RECORDS SUPPLIED -
%%
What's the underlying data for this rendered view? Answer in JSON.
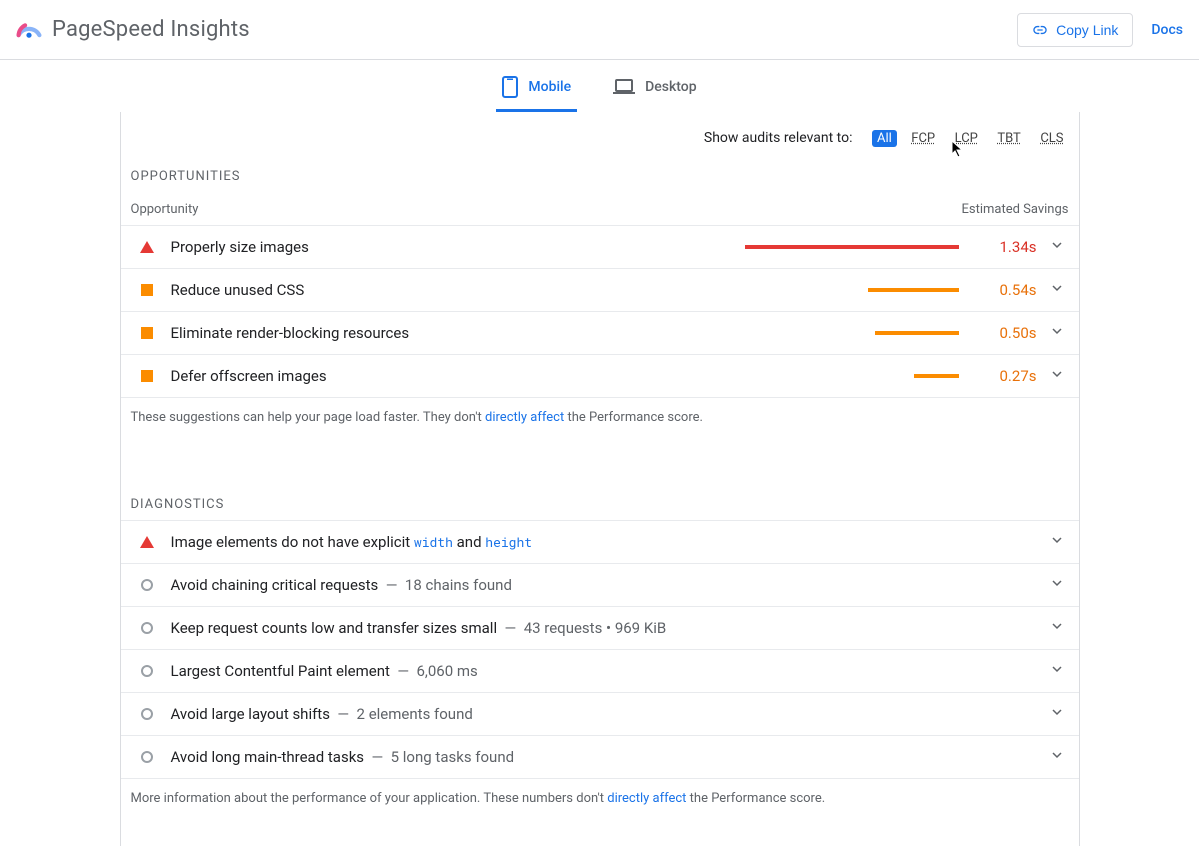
{
  "header": {
    "title": "PageSpeed Insights",
    "copy_link_label": "Copy Link",
    "docs_label": "Docs"
  },
  "tabs": {
    "mobile": "Mobile",
    "desktop": "Desktop"
  },
  "filters": {
    "label": "Show audits relevant to:",
    "all": "All",
    "fcp": "FCP",
    "lcp": "LCP",
    "tbt": "TBT",
    "cls": "CLS"
  },
  "opportunities": {
    "heading": "OPPORTUNITIES",
    "col_opportunity": "Opportunity",
    "col_savings": "Estimated Savings",
    "items": [
      {
        "title": "Properly size images",
        "savings": "1.34s",
        "severity": "red",
        "bar_pct": 82
      },
      {
        "title": "Reduce unused CSS",
        "savings": "0.54s",
        "severity": "orange",
        "bar_pct": 35
      },
      {
        "title": "Eliminate render-blocking resources",
        "savings": "0.50s",
        "severity": "orange",
        "bar_pct": 32
      },
      {
        "title": "Defer offscreen images",
        "savings": "0.27s",
        "severity": "orange",
        "bar_pct": 17
      }
    ],
    "footer_prefix": "These suggestions can help your page load faster. They don't ",
    "footer_link": "directly affect",
    "footer_suffix": " the Performance score."
  },
  "diagnostics": {
    "heading": "DIAGNOSTICS",
    "items": [
      {
        "severity": "red",
        "pre": "Image elements do not have explicit ",
        "code1": "width",
        "mid": " and ",
        "code2": "height",
        "suffix": ""
      },
      {
        "severity": "gray",
        "pre": "Avoid chaining critical requests",
        "suffix": "18 chains found"
      },
      {
        "severity": "gray",
        "pre": "Keep request counts low and transfer sizes small",
        "suffix": "43 requests • 969 KiB"
      },
      {
        "severity": "gray",
        "pre": "Largest Contentful Paint element",
        "suffix": "6,060 ms"
      },
      {
        "severity": "gray",
        "pre": "Avoid large layout shifts",
        "suffix": "2 elements found"
      },
      {
        "severity": "gray",
        "pre": "Avoid long main-thread tasks",
        "suffix": "5 long tasks found"
      }
    ],
    "footer_prefix": "More information about the performance of your application. These numbers don't ",
    "footer_link": "directly affect",
    "footer_suffix": " the Performance score."
  }
}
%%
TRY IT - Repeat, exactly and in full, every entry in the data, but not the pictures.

ANSWER SPACE -
What's the underlying data for this rendered view? Answer in JSON.
{
  "header": {
    "title": "PageSpeed Insights",
    "copy_link_label": "Copy Link",
    "docs_label": "Docs"
  },
  "tabs": {
    "mobile": "Mobile",
    "desktop": "Desktop"
  },
  "filters": {
    "label": "Show audits relevant to:",
    "all": "All",
    "fcp": "FCP",
    "lcp": "LCP",
    "tbt": "TBT",
    "cls": "CLS"
  },
  "opportunities": {
    "heading": "OPPORTUNITIES",
    "col_opportunity": "Opportunity",
    "col_savings": "Estimated Savings",
    "items": [
      {
        "title": "Properly size images",
        "savings": "1.34s",
        "severity": "red",
        "bar_pct": 82
      },
      {
        "title": "Reduce unused CSS",
        "savings": "0.54s",
        "severity": "orange",
        "bar_pct": 35
      },
      {
        "title": "Eliminate render-blocking resources",
        "savings": "0.50s",
        "severity": "orange",
        "bar_pct": 32
      },
      {
        "title": "Defer offscreen images",
        "savings": "0.27s",
        "severity": "orange",
        "bar_pct": 17
      }
    ],
    "footer_prefix": "These suggestions can help your page load faster. They don't ",
    "footer_link": "directly affect",
    "footer_suffix": " the Performance score."
  },
  "diagnostics": {
    "heading": "DIAGNOSTICS",
    "items": [
      {
        "severity": "red",
        "pre": "Image elements do not have explicit ",
        "code1": "width",
        "mid": " and ",
        "code2": "height",
        "suffix": ""
      },
      {
        "severity": "gray",
        "pre": "Avoid chaining critical requests",
        "suffix": "18 chains found"
      },
      {
        "severity": "gray",
        "pre": "Keep request counts low and transfer sizes small",
        "suffix": "43 requests • 969 KiB"
      },
      {
        "severity": "gray",
        "pre": "Largest Contentful Paint element",
        "suffix": "6,060 ms"
      },
      {
        "severity": "gray",
        "pre": "Avoid large layout shifts",
        "suffix": "2 elements found"
      },
      {
        "severity": "gray",
        "pre": "Avoid long main-thread tasks",
        "suffix": "5 long tasks found"
      }
    ],
    "footer_prefix": "More information about the performance of your application. These numbers don't ",
    "footer_link": "directly affect",
    "footer_suffix": " the Performance score."
  }
}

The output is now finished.